More than 6,000 people took part in a webcast on Monday to launch a program to help people who want to leave their jobs in the abortion industry.
The program is a new, nonprofit ministry, “And Then There Were None,” and is the brainchild of Abby Johnson, a former Planned Parenthood clinic director who left her post in 2009 after witnessing a 13-week-old unborn baby die during an ultra-sound guided abortion.
Johnson wrote a book about the challenge of defecting from a powerful organization like Planned Parenthood, “Unplanned: The Dramatic True Story of a Former Planned Parenthood Leader’s Journey Across the Life Line.”

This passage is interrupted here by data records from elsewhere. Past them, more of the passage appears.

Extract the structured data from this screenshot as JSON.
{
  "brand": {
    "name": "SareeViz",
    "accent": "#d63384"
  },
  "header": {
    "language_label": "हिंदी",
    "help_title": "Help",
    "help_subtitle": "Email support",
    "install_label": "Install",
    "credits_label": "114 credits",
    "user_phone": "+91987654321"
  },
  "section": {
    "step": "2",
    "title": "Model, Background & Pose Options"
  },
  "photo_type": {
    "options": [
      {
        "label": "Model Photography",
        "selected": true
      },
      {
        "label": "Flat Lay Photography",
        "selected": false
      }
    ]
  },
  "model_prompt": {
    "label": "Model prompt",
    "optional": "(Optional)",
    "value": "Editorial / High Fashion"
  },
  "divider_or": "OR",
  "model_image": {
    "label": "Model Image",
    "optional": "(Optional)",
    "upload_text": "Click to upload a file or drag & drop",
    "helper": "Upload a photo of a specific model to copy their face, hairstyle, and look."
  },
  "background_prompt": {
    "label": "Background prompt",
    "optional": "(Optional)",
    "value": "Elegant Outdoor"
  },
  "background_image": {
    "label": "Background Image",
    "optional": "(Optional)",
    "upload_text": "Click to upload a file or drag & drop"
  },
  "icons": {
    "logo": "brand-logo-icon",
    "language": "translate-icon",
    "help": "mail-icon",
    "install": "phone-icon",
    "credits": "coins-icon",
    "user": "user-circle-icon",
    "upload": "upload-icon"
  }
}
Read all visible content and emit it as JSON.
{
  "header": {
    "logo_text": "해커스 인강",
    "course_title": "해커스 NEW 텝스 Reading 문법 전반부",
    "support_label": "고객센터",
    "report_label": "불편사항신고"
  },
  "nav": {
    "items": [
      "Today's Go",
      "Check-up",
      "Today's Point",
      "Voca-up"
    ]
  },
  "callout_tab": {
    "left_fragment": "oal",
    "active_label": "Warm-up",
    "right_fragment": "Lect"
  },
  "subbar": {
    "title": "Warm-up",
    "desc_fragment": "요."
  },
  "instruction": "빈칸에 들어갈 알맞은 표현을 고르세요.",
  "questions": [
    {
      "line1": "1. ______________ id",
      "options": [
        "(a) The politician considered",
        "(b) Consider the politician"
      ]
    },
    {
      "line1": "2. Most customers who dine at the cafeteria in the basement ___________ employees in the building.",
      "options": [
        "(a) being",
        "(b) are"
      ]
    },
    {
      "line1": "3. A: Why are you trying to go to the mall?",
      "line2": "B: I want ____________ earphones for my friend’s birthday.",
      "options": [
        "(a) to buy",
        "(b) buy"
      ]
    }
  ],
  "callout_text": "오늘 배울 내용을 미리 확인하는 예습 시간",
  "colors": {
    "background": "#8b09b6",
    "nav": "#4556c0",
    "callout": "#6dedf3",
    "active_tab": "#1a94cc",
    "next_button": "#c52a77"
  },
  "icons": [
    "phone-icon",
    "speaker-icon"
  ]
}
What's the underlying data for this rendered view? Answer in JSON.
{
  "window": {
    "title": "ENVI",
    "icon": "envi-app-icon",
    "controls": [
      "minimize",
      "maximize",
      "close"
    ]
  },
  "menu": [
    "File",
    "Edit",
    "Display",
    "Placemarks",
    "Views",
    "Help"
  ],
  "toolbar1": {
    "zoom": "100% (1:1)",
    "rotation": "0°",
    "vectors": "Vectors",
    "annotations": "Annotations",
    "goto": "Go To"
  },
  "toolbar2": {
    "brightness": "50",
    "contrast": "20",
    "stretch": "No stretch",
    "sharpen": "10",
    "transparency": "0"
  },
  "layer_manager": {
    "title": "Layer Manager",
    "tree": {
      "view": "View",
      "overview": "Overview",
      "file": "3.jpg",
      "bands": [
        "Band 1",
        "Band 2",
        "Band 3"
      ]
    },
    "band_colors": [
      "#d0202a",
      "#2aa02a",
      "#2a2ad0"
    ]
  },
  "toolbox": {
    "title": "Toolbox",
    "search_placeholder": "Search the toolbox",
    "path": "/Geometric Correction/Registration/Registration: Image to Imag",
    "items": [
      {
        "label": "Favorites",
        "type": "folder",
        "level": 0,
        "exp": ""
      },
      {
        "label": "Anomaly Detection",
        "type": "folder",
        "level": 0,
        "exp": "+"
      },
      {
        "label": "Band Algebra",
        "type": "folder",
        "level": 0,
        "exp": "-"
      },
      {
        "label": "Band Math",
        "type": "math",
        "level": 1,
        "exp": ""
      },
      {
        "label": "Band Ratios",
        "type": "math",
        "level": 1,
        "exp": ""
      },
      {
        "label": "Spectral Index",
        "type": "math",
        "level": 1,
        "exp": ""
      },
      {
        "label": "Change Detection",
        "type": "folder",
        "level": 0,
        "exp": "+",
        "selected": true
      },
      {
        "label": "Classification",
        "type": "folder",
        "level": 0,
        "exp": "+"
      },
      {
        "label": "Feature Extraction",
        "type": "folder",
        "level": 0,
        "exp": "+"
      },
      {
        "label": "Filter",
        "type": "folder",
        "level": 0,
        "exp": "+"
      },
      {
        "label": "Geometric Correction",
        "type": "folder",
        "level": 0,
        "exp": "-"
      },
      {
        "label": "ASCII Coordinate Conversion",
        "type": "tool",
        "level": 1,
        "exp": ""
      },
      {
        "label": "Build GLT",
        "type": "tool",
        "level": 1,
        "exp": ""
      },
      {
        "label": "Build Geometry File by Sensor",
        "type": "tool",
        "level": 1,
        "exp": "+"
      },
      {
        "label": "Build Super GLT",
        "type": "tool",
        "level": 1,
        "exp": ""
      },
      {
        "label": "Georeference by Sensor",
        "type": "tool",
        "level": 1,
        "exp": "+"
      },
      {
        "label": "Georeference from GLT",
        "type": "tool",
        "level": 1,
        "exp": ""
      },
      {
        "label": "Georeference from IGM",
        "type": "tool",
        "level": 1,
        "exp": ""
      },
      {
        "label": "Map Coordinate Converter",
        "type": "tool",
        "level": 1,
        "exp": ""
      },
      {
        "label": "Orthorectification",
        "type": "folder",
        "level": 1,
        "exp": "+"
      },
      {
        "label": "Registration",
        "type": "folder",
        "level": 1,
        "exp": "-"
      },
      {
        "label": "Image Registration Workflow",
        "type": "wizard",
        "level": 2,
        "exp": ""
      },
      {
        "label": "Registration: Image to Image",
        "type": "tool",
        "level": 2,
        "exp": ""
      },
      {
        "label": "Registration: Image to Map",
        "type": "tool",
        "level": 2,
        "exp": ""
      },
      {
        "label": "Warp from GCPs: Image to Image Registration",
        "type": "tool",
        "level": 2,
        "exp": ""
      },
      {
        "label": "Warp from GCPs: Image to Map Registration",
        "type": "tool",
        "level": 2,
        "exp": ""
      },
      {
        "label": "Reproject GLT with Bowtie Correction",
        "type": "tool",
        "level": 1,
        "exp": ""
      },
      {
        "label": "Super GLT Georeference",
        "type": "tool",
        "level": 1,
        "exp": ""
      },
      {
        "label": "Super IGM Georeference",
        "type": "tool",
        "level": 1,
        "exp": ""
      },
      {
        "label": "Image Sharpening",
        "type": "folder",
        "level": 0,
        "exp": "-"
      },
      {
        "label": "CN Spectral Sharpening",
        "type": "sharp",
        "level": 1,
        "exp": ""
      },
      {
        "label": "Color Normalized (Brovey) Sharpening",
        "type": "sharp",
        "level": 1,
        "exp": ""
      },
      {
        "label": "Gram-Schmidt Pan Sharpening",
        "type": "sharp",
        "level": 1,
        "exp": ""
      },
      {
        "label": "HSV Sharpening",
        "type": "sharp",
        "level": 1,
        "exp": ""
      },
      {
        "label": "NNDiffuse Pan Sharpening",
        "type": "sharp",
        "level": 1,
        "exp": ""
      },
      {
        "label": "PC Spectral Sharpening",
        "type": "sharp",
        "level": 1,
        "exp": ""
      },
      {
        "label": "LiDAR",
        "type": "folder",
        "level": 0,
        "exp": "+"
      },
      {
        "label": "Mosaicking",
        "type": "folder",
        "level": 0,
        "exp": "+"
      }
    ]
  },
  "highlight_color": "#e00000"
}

Now she wants to help others who have had a similar change of heart and fear repercussions from their former employer, like the failed attempt by Planned Parenthood to take legal action against Johnson.
“If you defect from our organization, if you betray us, if you leave us then this could be you sitting in a courtroom having to defend yourself,” Johnson said was the message Planned Parenthood was sending. “And for a lot of people, that’s very, very scary.”
The mission of “And then There Were None” is described as “No abortion clinic workers, no abortion clinics, no abortions.”
Since Johnson began working on the project four months ago, she has helped 17 people make the transition out of the abortion industry.
“All of them see the corruption inside the abortion industry,” Johnson said. “They don’t want to be a part of it anymore.”
These are men and women who, like Johnson, started working at a job they thought was helping women.
“They buy into the talking points and then at some point they realize they’re the ones that are hurting women,” she said.
Johnson describes the program as having four pillars of support: financial, legal, spiritual and emotional.
The first of the four is to provide three months of the salary the worker would earn if they had stayed on the job.
The legal help comes from the Alliance Defense Fund, which has agreed to help workers with any legal issues pro-bono.
And although Johnson said her program is not specifically a Christian organization, she believes spiritual help in invaluable when making a life change like this. She helps people connect with members of their faith for support.
And, finally, the emotional support that can come from networking with people who have gone through the same kind of experience is invaluable, Johnson said.
“We’ll be there for them, however much they need,” Johnson said.
The web site attracted 6,458 people who joined the webcast, “Exposing the Lie,” on Monday for a conversation with Johnson and two other former abortion workers about their journey from pro-abortion to pro-life.
- Arizona Gov. Jan Brewer bans public funding of Planned Parenthood
- Abortion Survivor Meets Nurse Who Saved Her Life
- ‘The Resurrection:’ Hollywood Producer Aims for God’s Sequel to ‘The Passion’
Category: US News